↓
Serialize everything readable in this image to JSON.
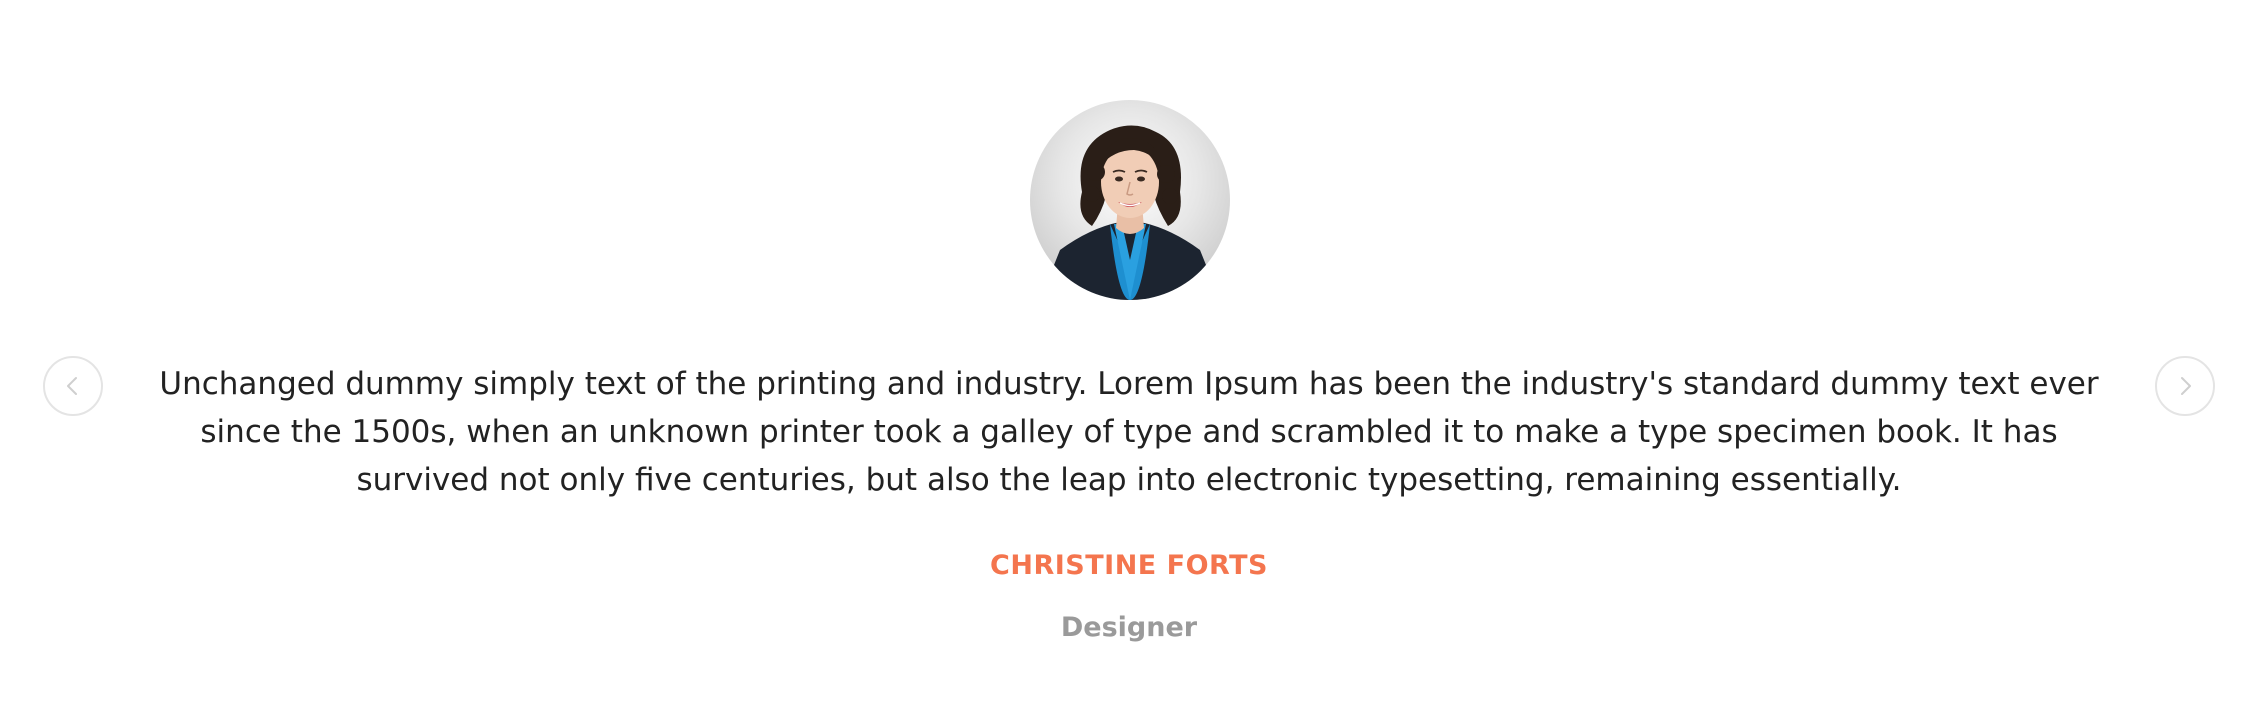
{
  "testimonial": {
    "avatar_icon": "person-portrait",
    "quote": "Unchanged dummy simply text of the printing and industry. Lorem Ipsum has been the industry's standard dummy text ever since the 1500s, when an unknown printer took a galley of type and scrambled it to make a type specimen book. It has survived not only five centuries, but also the leap into electronic typesetting, remaining essentially.",
    "author": {
      "name": "CHRISTINE FORTS",
      "role": "Designer"
    }
  },
  "navigation": {
    "prev_icon": "chevron-left-icon",
    "next_icon": "chevron-right-icon"
  },
  "colors": {
    "accent": "#f4754e",
    "role_text": "#9a9a9a",
    "body_text": "#222222",
    "nav_border": "#e4e4e4"
  }
}
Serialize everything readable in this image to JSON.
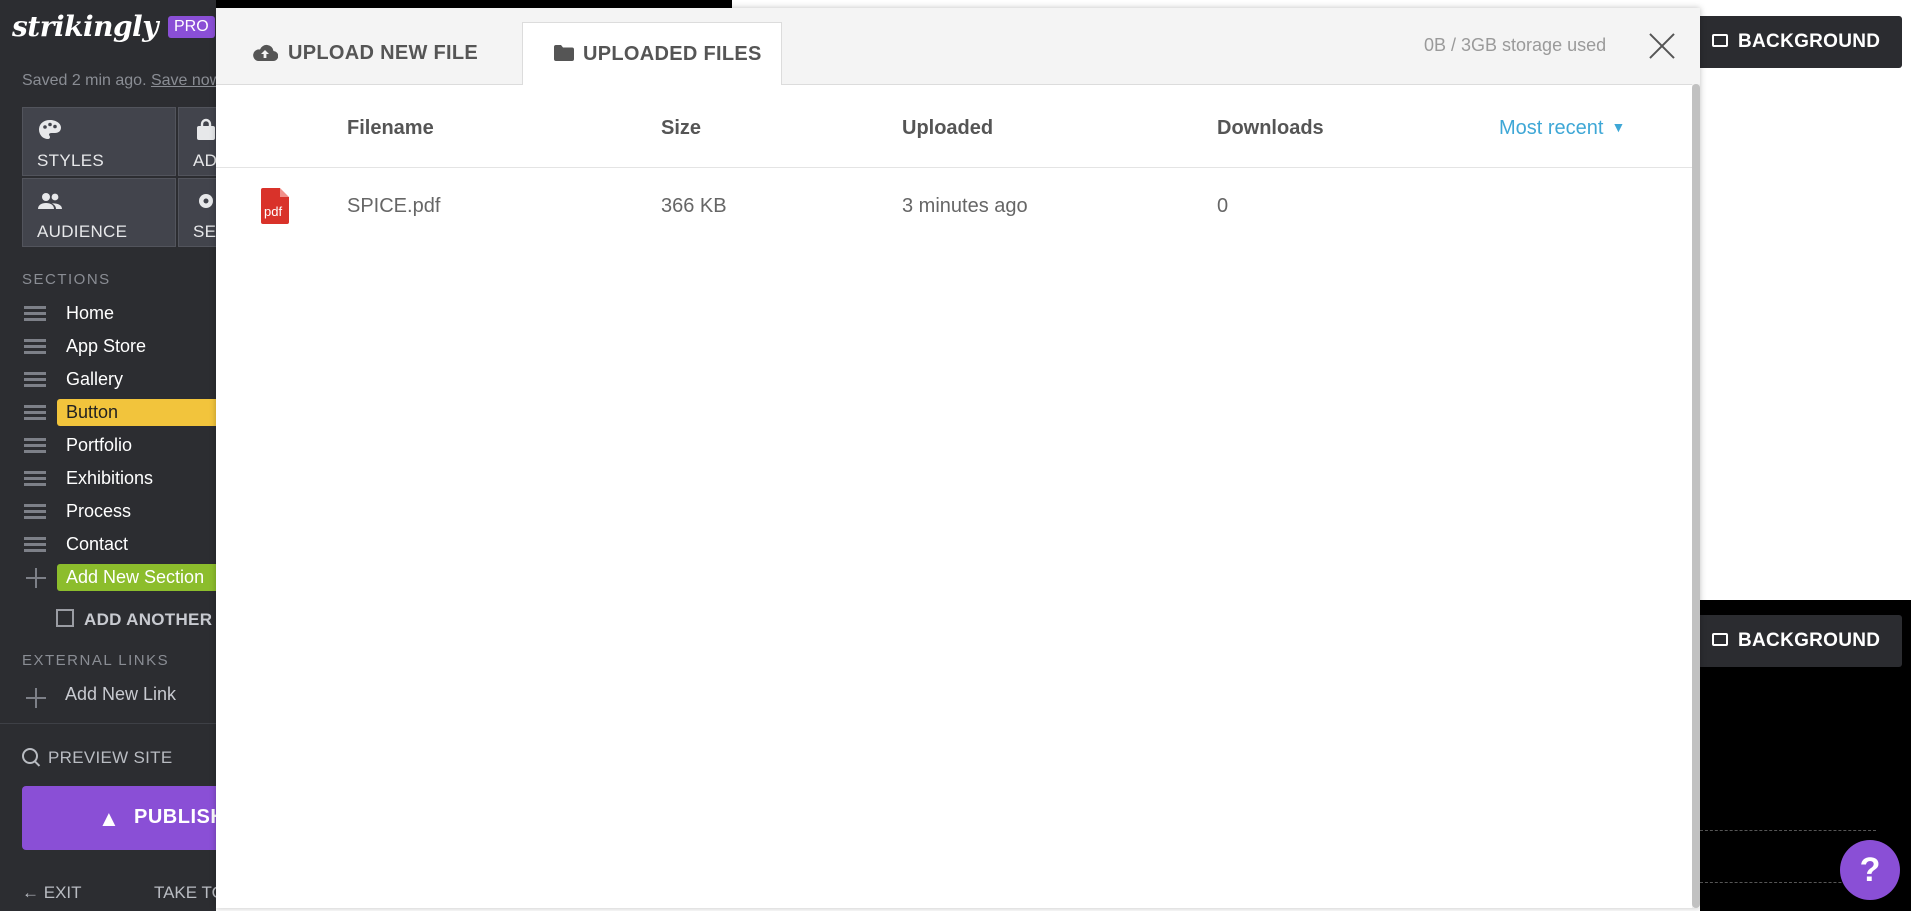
{
  "sidebar": {
    "logo": "strikingly",
    "badge": "PRO",
    "saved_text": "Saved 2 min ago.",
    "save_now": "Save now",
    "tools": [
      {
        "label": "STYLES",
        "icon": "palette-icon"
      },
      {
        "label": "ADD",
        "icon": "shopping-bag-icon"
      },
      {
        "label": "AUDIENCE",
        "icon": "people-icon"
      },
      {
        "label": "SETTINGS",
        "icon": "gear-icon"
      }
    ],
    "sections_title": "SECTIONS",
    "sections": [
      {
        "label": "Home"
      },
      {
        "label": "App Store"
      },
      {
        "label": "Gallery"
      },
      {
        "label": "Button"
      },
      {
        "label": "Portfolio"
      },
      {
        "label": "Exhibitions"
      },
      {
        "label": "Process"
      },
      {
        "label": "Contact"
      }
    ],
    "add_section": "Add New Section",
    "add_another": "ADD ANOTHER",
    "external_links_title": "EXTERNAL LINKS",
    "add_link": "Add New Link",
    "preview": "PREVIEW SITE",
    "publish": "PUBLISH",
    "exit": "EXIT",
    "take_tour": "TAKE TOUR"
  },
  "canvas": {
    "background_label": "BACKGROUND",
    "help": "?"
  },
  "modal": {
    "tabs": [
      {
        "label": "UPLOAD NEW FILE",
        "icon": "cloud-upload-icon"
      },
      {
        "label": "UPLOADED FILES",
        "icon": "folder-icon",
        "active": true
      }
    ],
    "storage_text": "0B / 3GB storage used",
    "columns": [
      "Filename",
      "Size",
      "Uploaded",
      "Downloads"
    ],
    "sort_label": "Most recent",
    "files": [
      {
        "icon": "pdf",
        "filename": "SPICE.pdf",
        "size": "366 KB",
        "uploaded": "3 minutes ago",
        "downloads": "0"
      }
    ]
  },
  "colors": {
    "accent_purple": "#8a4fd6",
    "active_section": "#f2c43c",
    "add_section": "#8cbd2c",
    "link_blue": "#3ea7d6",
    "pdf_red": "#d9322a"
  }
}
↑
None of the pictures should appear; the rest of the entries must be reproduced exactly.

Serialize everything readable in this image to JSON.
{
  "testimonial": {
    "avatar_icon": "person-portrait",
    "quote": "Unchanged dummy simply text of the printing and industry. Lorem Ipsum has been the industry's standard dummy text ever since the 1500s, when an unknown printer took a galley of type and scrambled it to make a type specimen book. It has survived not only five centuries, but also the leap into electronic typesetting, remaining essentially.",
    "author": {
      "name": "CHRISTINE FORTS",
      "role": "Designer"
    }
  },
  "navigation": {
    "prev_icon": "chevron-left-icon",
    "next_icon": "chevron-right-icon"
  },
  "colors": {
    "accent": "#f4754e",
    "role_text": "#9a9a9a",
    "body_text": "#222222",
    "nav_border": "#e4e4e4"
  }
}
Serialize everything readable in this image to JSON.
{
  "sidebar": {
    "logo": "strikingly",
    "badge": "PRO",
    "saved_text": "Saved 2 min ago.",
    "save_now": "Save now",
    "tools": [
      {
        "label": "STYLES",
        "icon": "palette-icon"
      },
      {
        "label": "ADD",
        "icon": "shopping-bag-icon"
      },
      {
        "label": "AUDIENCE",
        "icon": "people-icon"
      },
      {
        "label": "SETTINGS",
        "icon": "gear-icon"
      }
    ],
    "sections_title": "SECTIONS",
    "sections": [
      {
        "label": "Home"
      },
      {
        "label": "App Store"
      },
      {
        "label": "Gallery"
      },
      {
        "label": "Button"
      },
      {
        "label": "Portfolio"
      },
      {
        "label": "Exhibitions"
      },
      {
        "label": "Process"
      },
      {
        "label": "Contact"
      }
    ],
    "add_section": "Add New Section",
    "add_another": "ADD ANOTHER",
    "external_links_title": "EXTERNAL LINKS",
    "add_link": "Add New Link",
    "preview": "PREVIEW SITE",
    "publish": "PUBLISH",
    "exit": "EXIT",
    "take_tour": "TAKE TOUR"
  },
  "canvas": {
    "background_label": "BACKGROUND",
    "help": "?"
  },
  "modal": {
    "tabs": [
      {
        "label": "UPLOAD NEW FILE",
        "icon": "cloud-upload-icon"
      },
      {
        "label": "UPLOADED FILES",
        "icon": "folder-icon",
        "active": true
      }
    ],
    "storage_text": "0B / 3GB storage used",
    "columns": [
      "Filename",
      "Size",
      "Uploaded",
      "Downloads"
    ],
    "sort_label": "Most recent",
    "files": [
      {
        "icon": "pdf",
        "filename": "SPICE.pdf",
        "size": "366 KB",
        "uploaded": "3 minutes ago",
        "downloads": "0"
      }
    ]
  },
  "colors": {
    "accent_purple": "#8a4fd6",
    "active_section": "#f2c43c",
    "add_section": "#8cbd2c",
    "link_blue": "#3ea7d6",
    "pdf_red": "#d9322a"
  }
}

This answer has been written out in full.